At the two-day public conference ‘Competing Narratives: On the Global Crisis of Liberal Narratives’, approximately 200 participants, including numerous international activists, artists and academics, will discuss the ‘contest of narratives’ (Frank Gadinger) with respect to liberal and illiberal narratives in the context of overarching themes such as human rights, freedom of speech and expression, sexual orientation, flight and migration.
Over the past 300 years, liberal narratives have established themselves world-wide that seek to protect the individual from the power of the state and of other actors and to promote his free development. These include consensus on the meaning and validity of human rights, the independence of justice and the media as a necessary element of a functioning democracy, but also the specific significance - and responsibility - of private-property rights in a market economy. Currently, illiberal narratives are gaining ground internationally and are putting liberal narratives and thereby the open society under pressure. One example are competing narratives on the role of non-governmental organisations: for some they are actors of a dynamic civil society, for others agents of hostile powers..

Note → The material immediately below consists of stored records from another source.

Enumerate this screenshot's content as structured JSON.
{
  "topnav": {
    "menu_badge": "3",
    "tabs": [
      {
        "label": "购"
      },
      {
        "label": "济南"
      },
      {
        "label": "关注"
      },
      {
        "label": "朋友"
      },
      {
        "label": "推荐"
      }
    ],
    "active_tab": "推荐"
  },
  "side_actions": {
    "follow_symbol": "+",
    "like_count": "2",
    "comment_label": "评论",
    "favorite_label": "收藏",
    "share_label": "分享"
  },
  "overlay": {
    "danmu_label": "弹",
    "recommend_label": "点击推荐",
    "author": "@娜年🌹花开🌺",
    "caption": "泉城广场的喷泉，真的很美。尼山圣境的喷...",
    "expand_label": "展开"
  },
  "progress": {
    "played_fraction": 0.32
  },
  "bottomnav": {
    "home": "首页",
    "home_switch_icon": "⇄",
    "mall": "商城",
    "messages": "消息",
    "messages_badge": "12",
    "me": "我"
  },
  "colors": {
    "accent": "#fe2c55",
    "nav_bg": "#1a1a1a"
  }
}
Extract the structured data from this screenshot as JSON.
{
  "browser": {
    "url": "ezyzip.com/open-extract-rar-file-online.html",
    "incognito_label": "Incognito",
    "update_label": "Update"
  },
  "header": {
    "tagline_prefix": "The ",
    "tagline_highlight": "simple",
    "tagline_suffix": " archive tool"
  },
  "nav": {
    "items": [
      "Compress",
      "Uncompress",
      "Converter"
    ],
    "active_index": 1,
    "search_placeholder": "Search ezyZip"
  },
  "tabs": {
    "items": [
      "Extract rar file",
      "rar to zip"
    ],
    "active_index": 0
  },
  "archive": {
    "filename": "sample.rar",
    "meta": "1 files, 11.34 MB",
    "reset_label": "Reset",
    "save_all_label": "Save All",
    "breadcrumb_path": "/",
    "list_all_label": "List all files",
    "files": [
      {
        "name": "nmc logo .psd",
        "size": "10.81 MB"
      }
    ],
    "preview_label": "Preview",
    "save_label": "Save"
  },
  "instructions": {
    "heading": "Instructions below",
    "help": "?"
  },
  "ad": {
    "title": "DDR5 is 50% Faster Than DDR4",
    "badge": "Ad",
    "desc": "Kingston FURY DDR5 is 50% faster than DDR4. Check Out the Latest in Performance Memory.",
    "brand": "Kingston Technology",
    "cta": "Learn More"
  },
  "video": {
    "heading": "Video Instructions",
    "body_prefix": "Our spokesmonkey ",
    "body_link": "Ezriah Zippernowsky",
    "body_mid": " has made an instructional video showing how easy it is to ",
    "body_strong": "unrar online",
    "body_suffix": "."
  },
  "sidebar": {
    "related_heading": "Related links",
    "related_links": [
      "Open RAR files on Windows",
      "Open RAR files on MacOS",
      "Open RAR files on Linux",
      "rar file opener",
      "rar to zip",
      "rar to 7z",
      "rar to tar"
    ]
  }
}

The two-day conference ‘Competing Narratives: On the Global Crisis of Liberal Narratives,’ to be held on 24 and 25 March 2017 in Berlin, will spotlight central questions on these phenomena: do illiberal narratives exist in countries such as China, Germany, France, India, Poland, Russia, Turkey and the USA and what strategies are they pursuing? What meaning do the concepts of ‘liberal’ and ‘illiberal’ have today, if any? What new advocates of liberal narratives are active, and how can the open society be defended? Approximately 200 participants, including numerous international activists, artists and academics will discuss the ‘Wettkampf von Erzählungen’ / ‘contest of narratives’ (Frank Gadinger) in the context of overarching themes such as democracy, human rights, freedom of speech and expression, state interventions and encroachments, sexual orientation and gender, and flight and migration. The public will be able to participate in the discussions following the speakers’ respective talks. Performative elements will complement the contributions. Participants include Nigerian slam poet Efe Paul Azino, Russian political scientist Ekaterina Schulmann, Hong Kong economist Chandran Nair, American jurist Michele Goodwin and Indian cultural journalist Ranjit Hoskoté.
The conference ‘Competing Narratives: On the Global Crisis of Liberal Narratives’ is a joint event of the Goethe-Institut, the Heinrich Böll Foundation, the Federation of German Industries and the Käte Hamburger Kolleg/Centre for Global Cooperation Research.
From left: Markus Kerber (Federation of German Industries), Johannes Ebert (Goethe-Institut) and Stefan Mair (Federation of German Industries)
Listening to the talk
The four organisers with moderator Amira El Ahl
Key note talk by Albrecht Koschorke
External perspective (from left: Tongdong Bai, Ekaterina Schulmann, Matthias Krupa, Kader Konuk, Chandran Nair)
Michele Goodwin talking to young fellows
Poetry Slammer Tanasgol Sabbagh from Germany
Internal perspective (from left: Katja Freistein, Albrecht Koschorke, Ariel Colonomos, Karolina Wigura, Ranjit Hoskote, Michele Goodwin)
Dialogue with the audience
Frank Gadinger (Centre for Global Cooperation Research) presenting his conclusions